[Dataset excerpts]
-=-=-=-=-

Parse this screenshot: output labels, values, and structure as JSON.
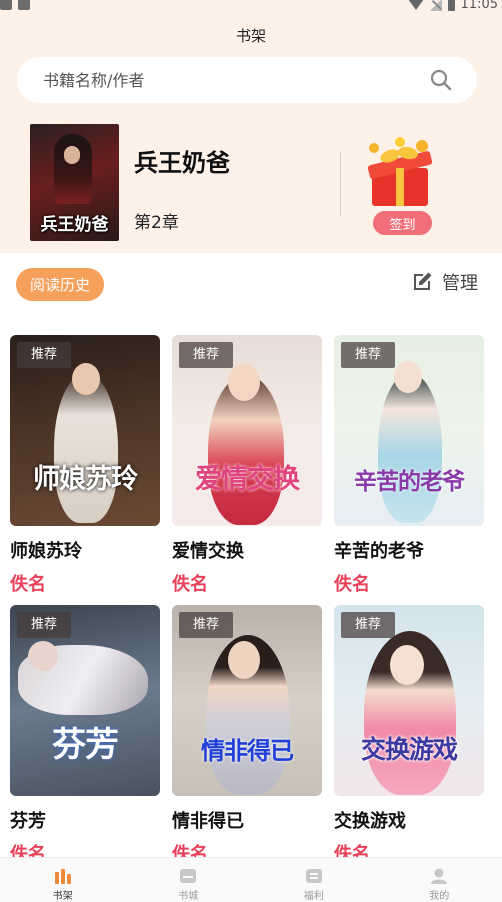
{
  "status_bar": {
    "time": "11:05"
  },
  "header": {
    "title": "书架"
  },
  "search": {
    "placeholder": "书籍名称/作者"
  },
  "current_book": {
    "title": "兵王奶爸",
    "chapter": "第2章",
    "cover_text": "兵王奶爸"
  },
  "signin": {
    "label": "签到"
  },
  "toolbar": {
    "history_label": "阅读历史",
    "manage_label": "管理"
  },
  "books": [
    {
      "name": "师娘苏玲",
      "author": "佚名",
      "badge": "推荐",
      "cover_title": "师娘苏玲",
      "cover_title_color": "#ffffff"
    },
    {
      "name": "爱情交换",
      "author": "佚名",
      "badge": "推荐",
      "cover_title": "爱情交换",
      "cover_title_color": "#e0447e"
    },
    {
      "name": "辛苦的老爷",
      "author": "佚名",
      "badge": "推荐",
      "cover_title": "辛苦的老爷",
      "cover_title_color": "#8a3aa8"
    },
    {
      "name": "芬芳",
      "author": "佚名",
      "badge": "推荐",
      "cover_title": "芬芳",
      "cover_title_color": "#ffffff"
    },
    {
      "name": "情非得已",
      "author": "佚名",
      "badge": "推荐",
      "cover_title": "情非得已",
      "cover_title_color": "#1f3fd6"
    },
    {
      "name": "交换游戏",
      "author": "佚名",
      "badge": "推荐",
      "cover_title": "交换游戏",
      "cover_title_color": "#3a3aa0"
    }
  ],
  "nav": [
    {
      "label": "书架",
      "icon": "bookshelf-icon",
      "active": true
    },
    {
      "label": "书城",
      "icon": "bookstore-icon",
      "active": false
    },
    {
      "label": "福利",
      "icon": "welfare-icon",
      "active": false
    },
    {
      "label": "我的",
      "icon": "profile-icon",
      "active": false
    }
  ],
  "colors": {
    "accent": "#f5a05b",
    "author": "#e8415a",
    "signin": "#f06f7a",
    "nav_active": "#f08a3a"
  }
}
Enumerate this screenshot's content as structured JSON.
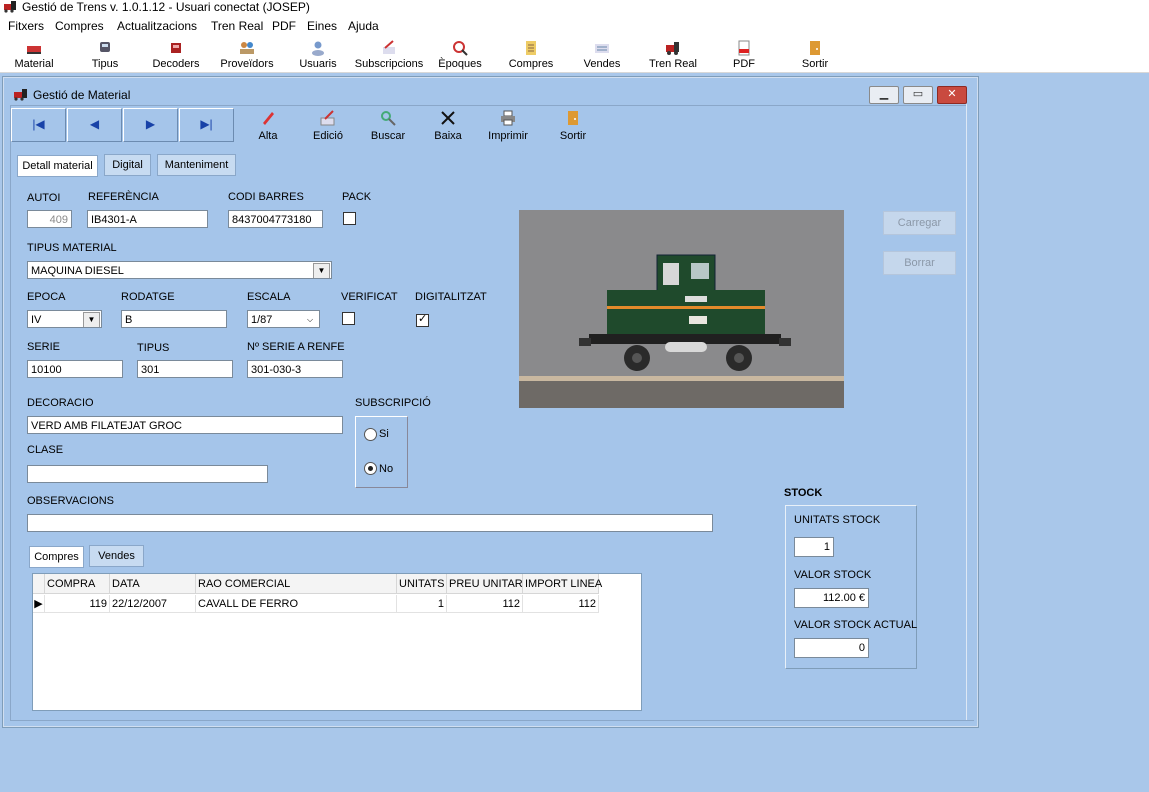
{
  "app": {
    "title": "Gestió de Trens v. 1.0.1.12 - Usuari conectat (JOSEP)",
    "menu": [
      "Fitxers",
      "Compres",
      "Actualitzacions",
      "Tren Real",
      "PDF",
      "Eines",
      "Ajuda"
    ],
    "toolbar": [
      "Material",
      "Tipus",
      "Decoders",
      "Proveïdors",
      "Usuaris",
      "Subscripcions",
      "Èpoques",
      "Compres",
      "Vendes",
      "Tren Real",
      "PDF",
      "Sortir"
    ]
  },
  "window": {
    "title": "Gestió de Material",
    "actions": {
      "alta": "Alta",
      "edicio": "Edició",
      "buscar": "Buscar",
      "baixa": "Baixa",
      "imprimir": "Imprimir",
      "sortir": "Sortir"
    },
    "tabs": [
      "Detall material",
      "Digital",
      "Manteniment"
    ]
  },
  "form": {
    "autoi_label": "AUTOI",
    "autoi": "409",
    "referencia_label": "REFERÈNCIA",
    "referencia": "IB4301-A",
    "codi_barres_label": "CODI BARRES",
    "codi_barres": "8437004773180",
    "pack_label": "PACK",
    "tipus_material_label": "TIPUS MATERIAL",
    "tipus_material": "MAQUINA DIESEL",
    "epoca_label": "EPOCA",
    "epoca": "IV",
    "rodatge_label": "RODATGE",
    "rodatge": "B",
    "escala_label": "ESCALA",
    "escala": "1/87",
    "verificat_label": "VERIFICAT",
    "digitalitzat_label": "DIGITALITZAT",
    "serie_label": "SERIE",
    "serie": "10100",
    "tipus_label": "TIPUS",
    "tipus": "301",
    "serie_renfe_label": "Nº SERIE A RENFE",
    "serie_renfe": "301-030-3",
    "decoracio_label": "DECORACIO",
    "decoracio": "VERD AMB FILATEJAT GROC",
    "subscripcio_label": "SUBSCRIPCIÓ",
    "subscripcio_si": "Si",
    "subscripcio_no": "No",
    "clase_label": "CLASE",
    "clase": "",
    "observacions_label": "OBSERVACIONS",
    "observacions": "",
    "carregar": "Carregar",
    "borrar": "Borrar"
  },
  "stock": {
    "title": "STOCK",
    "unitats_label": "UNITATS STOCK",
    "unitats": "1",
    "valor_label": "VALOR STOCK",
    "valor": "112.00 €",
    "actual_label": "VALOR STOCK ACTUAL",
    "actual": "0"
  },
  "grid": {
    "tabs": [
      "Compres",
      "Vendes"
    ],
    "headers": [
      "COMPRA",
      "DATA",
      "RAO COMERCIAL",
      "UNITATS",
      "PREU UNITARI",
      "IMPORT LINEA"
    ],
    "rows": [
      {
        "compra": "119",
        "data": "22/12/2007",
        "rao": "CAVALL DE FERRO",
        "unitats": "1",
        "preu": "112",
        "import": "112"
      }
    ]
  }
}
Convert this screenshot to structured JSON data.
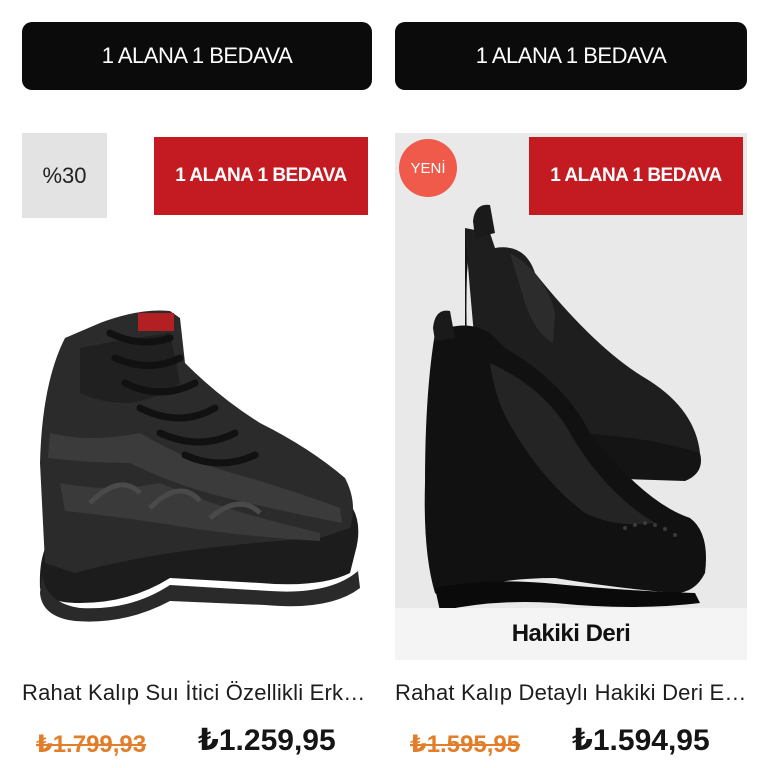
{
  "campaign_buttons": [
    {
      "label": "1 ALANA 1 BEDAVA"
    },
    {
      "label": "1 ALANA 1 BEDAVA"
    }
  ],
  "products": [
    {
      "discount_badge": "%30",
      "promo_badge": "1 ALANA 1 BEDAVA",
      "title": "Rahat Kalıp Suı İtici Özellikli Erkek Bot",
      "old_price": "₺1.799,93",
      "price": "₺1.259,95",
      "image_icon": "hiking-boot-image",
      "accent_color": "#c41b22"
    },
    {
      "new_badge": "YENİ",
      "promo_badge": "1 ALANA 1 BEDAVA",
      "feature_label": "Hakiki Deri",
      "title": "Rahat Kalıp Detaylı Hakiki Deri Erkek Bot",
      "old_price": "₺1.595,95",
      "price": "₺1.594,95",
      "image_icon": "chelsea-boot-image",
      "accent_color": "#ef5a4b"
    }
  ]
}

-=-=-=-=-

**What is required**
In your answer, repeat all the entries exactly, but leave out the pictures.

**Answer space**
Parse this screenshot: output labels, values, and structure as JSON.
{
  "status_bar": {
    "time": "11:05"
  },
  "header": {
    "title": "书架"
  },
  "search": {
    "placeholder": "书籍名称/作者"
  },
  "current_book": {
    "title": "兵王奶爸",
    "chapter": "第2章",
    "cover_text": "兵王奶爸"
  },
  "signin": {
    "label": "签到"
  },
  "toolbar": {
    "history_label": "阅读历史",
    "manage_label": "管理"
  },
  "books": [
    {
      "name": "师娘苏玲",
      "author": "佚名",
      "badge": "推荐",
      "cover_title": "师娘苏玲",
      "cover_title_color": "#ffffff"
    },
    {
      "name": "爱情交换",
      "author": "佚名",
      "badge": "推荐",
      "cover_title": "爱情交换",
      "cover_title_color": "#e0447e"
    },
    {
      "name": "辛苦的老爷",
      "author": "佚名",
      "badge": "推荐",
      "cover_title": "辛苦的老爷",
      "cover_title_color": "#8a3aa8"
    },
    {
      "name": "芬芳",
      "author": "佚名",
      "badge": "推荐",
      "cover_title": "芬芳",
      "cover_title_color": "#ffffff"
    },
    {
      "name": "情非得已",
      "author": "佚名",
      "badge": "推荐",
      "cover_title": "情非得已",
      "cover_title_color": "#1f3fd6"
    },
    {
      "name": "交换游戏",
      "author": "佚名",
      "badge": "推荐",
      "cover_title": "交换游戏",
      "cover_title_color": "#3a3aa0"
    }
  ],
  "nav": [
    {
      "label": "书架",
      "icon": "bookshelf-icon",
      "active": true
    },
    {
      "label": "书城",
      "icon": "bookstore-icon",
      "active": false
    },
    {
      "label": "福利",
      "icon": "welfare-icon",
      "active": false
    },
    {
      "label": "我的",
      "icon": "profile-icon",
      "active": false
    }
  ],
  "colors": {
    "accent": "#f5a05b",
    "author": "#e8415a",
    "signin": "#f06f7a",
    "nav_active": "#f08a3a"
  }
}
Enumerate this screenshot's content as structured JSON.
{
  "app": {
    "title": "Gestió de Trens v. 1.0.1.12 - Usuari conectat (JOSEP)",
    "menu": [
      "Fitxers",
      "Compres",
      "Actualitzacions",
      "Tren Real",
      "PDF",
      "Eines",
      "Ajuda"
    ],
    "toolbar": [
      "Material",
      "Tipus",
      "Decoders",
      "Proveïdors",
      "Usuaris",
      "Subscripcions",
      "Èpoques",
      "Compres",
      "Vendes",
      "Tren Real",
      "PDF",
      "Sortir"
    ]
  },
  "window": {
    "title": "Gestió de Material",
    "actions": {
      "alta": "Alta",
      "edicio": "Edició",
      "buscar": "Buscar",
      "baixa": "Baixa",
      "imprimir": "Imprimir",
      "sortir": "Sortir"
    },
    "tabs": [
      "Detall material",
      "Digital",
      "Manteniment"
    ]
  },
  "form": {
    "autoi_label": "AUTOI",
    "autoi": "409",
    "referencia_label": "REFERÈNCIA",
    "referencia": "IB4301-A",
    "codi_barres_label": "CODI BARRES",
    "codi_barres": "8437004773180",
    "pack_label": "PACK",
    "tipus_material_label": "TIPUS MATERIAL",
    "tipus_material": "MAQUINA DIESEL",
    "epoca_label": "EPOCA",
    "epoca": "IV",
    "rodatge_label": "RODATGE",
    "rodatge": "B",
    "escala_label": "ESCALA",
    "escala": "1/87",
    "verificat_label": "VERIFICAT",
    "digitalitzat_label": "DIGITALITZAT",
    "serie_label": "SERIE",
    "serie": "10100",
    "tipus_label": "TIPUS",
    "tipus": "301",
    "serie_renfe_label": "Nº SERIE A RENFE",
    "serie_renfe": "301-030-3",
    "decoracio_label": "DECORACIO",
    "decoracio": "VERD AMB FILATEJAT GROC",
    "subscripcio_label": "SUBSCRIPCIÓ",
    "subscripcio_si": "Si",
    "subscripcio_no": "No",
    "clase_label": "CLASE",
    "clase": "",
    "observacions_label": "OBSERVACIONS",
    "observacions": "",
    "carregar": "Carregar",
    "borrar": "Borrar"
  },
  "stock": {
    "title": "STOCK",
    "unitats_label": "UNITATS STOCK",
    "unitats": "1",
    "valor_label": "VALOR STOCK",
    "valor": "112.00 €",
    "actual_label": "VALOR STOCK ACTUAL",
    "actual": "0"
  },
  "grid": {
    "tabs": [
      "Compres",
      "Vendes"
    ],
    "headers": [
      "COMPRA",
      "DATA",
      "RAO COMERCIAL",
      "UNITATS",
      "PREU UNITARI",
      "IMPORT LINEA"
    ],
    "rows": [
      {
        "compra": "119",
        "data": "22/12/2007",
        "rao": "CAVALL DE FERRO",
        "unitats": "1",
        "preu": "112",
        "import": "112"
      }
    ]
  }
}
Convert this screenshot to structured JSON data.
{
  "campaign_buttons": [
    {
      "label": "1 ALANA 1 BEDAVA"
    },
    {
      "label": "1 ALANA 1 BEDAVA"
    }
  ],
  "products": [
    {
      "discount_badge": "%30",
      "promo_badge": "1 ALANA 1 BEDAVA",
      "title": "Rahat Kalıp Suı İtici Özellikli Erkek Bot",
      "old_price": "₺1.799,93",
      "price": "₺1.259,95",
      "image_icon": "hiking-boot-image",
      "accent_color": "#c41b22"
    },
    {
      "new_badge": "YENİ",
      "promo_badge": "1 ALANA 1 BEDAVA",
      "feature_label": "Hakiki Deri",
      "title": "Rahat Kalıp Detaylı Hakiki Deri Erkek Bot",
      "old_price": "₺1.595,95",
      "price": "₺1.594,95",
      "image_icon": "chelsea-boot-image",
      "accent_color": "#ef5a4b"
    }
  ]
}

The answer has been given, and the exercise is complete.